The Garden, home to the Bruins and Celtics, underwent a major renovation this summer that promised to “redefine” the fan experience. I suppose that’s one way to put what actually happened: To make more money, the arena crammed in hundreds of additional seats, and fans’ knees are suffering for it.
All seats, according to Delaware North, the company that owns and operates the Garden, have been “replaced and upgraded with modern, ergonomic seating.” (Delaware North is run by Jeremy Jacobs, the owner of the Bruins, and his family.) Preseason action gave fans their first peek at what ergonomic actually meant:
Awful! With the Bruins’ home opener Saturday night came a flood of photos showing just how cramped the seats are—even in the more expensive sections:
Arena spokesperson Tricia McCorkle was incredibly disingenuous in her attempt to assure fans that they’re mostly just imagining their leg cramps and knee bruises. McCorkle insisted to the Globe that the arena’s average seat size hasn’t changed—which might matter if that had anything to do with legroom, which it doesn’t; the arena measures “seat size” by width, armrest-to-armrest.
McCorkle also chalked fans’ complaints up to the fact that the seats are now padded—they’re actually more comfortable now, you see—which, she acknowledged, “may contribute to a smaller seat feel for guests.”
Let’s be clear what’s going on here: the Garden added 500 new seats not to improve the fan experience, but to make money: tens of thousands of dollars in additional revenue for every game. It did so knowing it would make the fan experience that much worse.

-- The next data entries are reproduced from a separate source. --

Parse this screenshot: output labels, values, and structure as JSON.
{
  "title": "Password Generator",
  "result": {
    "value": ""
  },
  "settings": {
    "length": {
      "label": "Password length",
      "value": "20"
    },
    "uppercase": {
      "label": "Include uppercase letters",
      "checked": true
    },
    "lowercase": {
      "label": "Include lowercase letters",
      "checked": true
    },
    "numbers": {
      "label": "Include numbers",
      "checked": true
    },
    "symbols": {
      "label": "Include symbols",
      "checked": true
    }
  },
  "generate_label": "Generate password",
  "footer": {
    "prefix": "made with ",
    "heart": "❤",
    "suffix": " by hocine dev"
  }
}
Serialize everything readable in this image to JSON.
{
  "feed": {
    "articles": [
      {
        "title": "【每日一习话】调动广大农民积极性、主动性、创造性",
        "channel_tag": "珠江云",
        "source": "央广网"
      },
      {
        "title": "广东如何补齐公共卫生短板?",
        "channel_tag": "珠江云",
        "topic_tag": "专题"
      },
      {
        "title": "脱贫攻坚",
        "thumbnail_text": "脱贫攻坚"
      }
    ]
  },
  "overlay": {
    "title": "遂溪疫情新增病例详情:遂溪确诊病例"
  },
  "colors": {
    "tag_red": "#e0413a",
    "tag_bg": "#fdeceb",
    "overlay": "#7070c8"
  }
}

The modern stadium industry, much like the airlines, walks a tightrope in balancing just how miserable and uncomfortable it can afford to make fans before they start to stay away altogether. The Garden may have crossed that line, as fans have clogged social media with their complaints, even threats of boycott. That appears to have spooked the Garden, which in a statement earlier this week, said “we recognize there are some areas of concern and have re-engaged our industry seating experts to evaluate and provide assessment.”
So if you’re a Bruins or Celtics fan who believes you deserve better than to spend an entire game in discomfort or agony, your strongest weapon here is to vote with your wallet, or, failing that, to tweet a photo of your knees.